-- ABOUT THIS EXERCISE --
Which lines of the data hold the word "Call"? Copy all of them.

-- DATASET ENTRIES --
===============
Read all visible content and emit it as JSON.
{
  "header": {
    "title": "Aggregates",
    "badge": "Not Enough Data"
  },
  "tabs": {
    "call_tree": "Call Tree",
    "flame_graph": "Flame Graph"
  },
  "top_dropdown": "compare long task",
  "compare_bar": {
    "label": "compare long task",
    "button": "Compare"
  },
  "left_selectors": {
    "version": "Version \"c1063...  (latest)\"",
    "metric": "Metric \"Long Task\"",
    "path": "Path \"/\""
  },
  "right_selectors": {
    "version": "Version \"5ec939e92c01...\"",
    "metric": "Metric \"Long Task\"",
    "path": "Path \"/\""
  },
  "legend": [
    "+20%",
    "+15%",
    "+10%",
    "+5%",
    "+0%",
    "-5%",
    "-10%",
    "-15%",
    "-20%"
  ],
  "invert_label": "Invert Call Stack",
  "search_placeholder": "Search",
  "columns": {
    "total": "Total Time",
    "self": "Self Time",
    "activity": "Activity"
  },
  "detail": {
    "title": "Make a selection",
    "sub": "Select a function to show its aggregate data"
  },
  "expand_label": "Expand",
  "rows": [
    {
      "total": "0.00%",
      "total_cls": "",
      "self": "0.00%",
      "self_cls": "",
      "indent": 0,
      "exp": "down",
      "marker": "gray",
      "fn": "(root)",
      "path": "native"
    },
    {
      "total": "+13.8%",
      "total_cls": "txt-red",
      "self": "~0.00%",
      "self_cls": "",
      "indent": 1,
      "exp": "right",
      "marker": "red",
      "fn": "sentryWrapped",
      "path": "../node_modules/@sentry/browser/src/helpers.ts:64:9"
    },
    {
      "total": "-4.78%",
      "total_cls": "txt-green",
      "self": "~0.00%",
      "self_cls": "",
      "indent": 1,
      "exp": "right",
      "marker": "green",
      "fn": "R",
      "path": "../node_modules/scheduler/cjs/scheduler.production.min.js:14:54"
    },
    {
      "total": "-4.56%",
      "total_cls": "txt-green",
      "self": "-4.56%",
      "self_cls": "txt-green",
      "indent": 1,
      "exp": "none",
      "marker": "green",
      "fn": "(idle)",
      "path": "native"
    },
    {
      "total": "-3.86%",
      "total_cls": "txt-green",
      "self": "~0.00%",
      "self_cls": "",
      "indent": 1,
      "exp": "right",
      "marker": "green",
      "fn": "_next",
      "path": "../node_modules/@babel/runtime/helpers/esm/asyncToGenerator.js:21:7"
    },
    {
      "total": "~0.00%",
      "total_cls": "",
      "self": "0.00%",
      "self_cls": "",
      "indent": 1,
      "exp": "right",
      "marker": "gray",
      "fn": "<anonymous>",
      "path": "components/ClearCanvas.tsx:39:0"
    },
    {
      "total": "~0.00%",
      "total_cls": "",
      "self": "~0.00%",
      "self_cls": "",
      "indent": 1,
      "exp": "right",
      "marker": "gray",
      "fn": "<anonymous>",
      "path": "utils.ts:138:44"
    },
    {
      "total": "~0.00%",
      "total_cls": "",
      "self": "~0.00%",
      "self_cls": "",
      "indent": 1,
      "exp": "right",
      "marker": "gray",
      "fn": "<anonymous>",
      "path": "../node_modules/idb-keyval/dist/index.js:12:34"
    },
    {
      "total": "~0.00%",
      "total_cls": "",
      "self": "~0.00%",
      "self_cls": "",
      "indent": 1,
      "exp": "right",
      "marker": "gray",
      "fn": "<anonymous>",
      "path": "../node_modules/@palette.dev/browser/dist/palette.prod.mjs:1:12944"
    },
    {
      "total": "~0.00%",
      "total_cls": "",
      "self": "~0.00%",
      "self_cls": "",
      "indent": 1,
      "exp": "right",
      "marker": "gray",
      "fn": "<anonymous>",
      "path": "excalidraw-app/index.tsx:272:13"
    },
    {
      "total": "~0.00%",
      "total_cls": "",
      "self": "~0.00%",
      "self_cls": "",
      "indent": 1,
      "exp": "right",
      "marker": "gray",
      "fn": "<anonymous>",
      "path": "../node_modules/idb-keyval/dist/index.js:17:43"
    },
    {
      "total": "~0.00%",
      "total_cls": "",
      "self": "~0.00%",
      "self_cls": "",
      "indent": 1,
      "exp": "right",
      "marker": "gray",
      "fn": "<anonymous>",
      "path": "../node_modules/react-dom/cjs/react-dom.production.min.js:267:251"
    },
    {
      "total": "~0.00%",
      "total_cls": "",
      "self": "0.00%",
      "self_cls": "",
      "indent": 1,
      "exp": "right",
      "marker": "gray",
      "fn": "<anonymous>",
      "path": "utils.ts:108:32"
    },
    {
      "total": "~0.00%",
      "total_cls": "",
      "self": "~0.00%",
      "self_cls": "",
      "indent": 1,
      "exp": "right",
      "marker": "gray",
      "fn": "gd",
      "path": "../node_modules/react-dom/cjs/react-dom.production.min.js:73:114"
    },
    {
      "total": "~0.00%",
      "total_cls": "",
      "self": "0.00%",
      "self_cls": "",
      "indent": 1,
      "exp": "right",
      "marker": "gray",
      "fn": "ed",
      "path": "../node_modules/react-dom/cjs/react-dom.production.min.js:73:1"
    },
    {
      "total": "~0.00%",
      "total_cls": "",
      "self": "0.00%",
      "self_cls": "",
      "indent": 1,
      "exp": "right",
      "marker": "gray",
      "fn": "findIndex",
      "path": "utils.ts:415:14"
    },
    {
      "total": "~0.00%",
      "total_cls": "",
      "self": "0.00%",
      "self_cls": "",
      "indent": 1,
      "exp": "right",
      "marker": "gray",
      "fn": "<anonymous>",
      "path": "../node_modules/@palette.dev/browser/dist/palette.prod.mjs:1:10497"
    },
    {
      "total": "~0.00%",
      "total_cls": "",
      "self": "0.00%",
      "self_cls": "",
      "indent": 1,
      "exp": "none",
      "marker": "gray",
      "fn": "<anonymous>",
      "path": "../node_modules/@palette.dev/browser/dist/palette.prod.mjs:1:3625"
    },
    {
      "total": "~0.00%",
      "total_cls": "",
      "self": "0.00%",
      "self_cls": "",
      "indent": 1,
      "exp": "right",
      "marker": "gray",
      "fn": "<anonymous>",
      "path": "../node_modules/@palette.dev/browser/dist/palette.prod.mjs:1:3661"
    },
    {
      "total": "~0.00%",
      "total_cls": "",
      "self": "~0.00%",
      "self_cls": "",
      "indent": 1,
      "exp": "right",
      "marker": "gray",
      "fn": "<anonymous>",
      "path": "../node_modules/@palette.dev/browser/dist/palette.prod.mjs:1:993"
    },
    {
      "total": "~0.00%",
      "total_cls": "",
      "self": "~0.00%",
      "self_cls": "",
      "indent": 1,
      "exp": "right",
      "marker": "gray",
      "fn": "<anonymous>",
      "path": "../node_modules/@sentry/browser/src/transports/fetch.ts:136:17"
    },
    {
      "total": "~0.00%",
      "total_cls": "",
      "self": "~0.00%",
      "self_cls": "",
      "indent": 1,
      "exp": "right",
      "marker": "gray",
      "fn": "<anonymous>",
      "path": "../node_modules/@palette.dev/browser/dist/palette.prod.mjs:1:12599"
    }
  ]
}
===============
-- RESULT OF THIS EXERCISE --
    "call_tree": "Call Tree",
  "invert_label": "Invert Call Stack",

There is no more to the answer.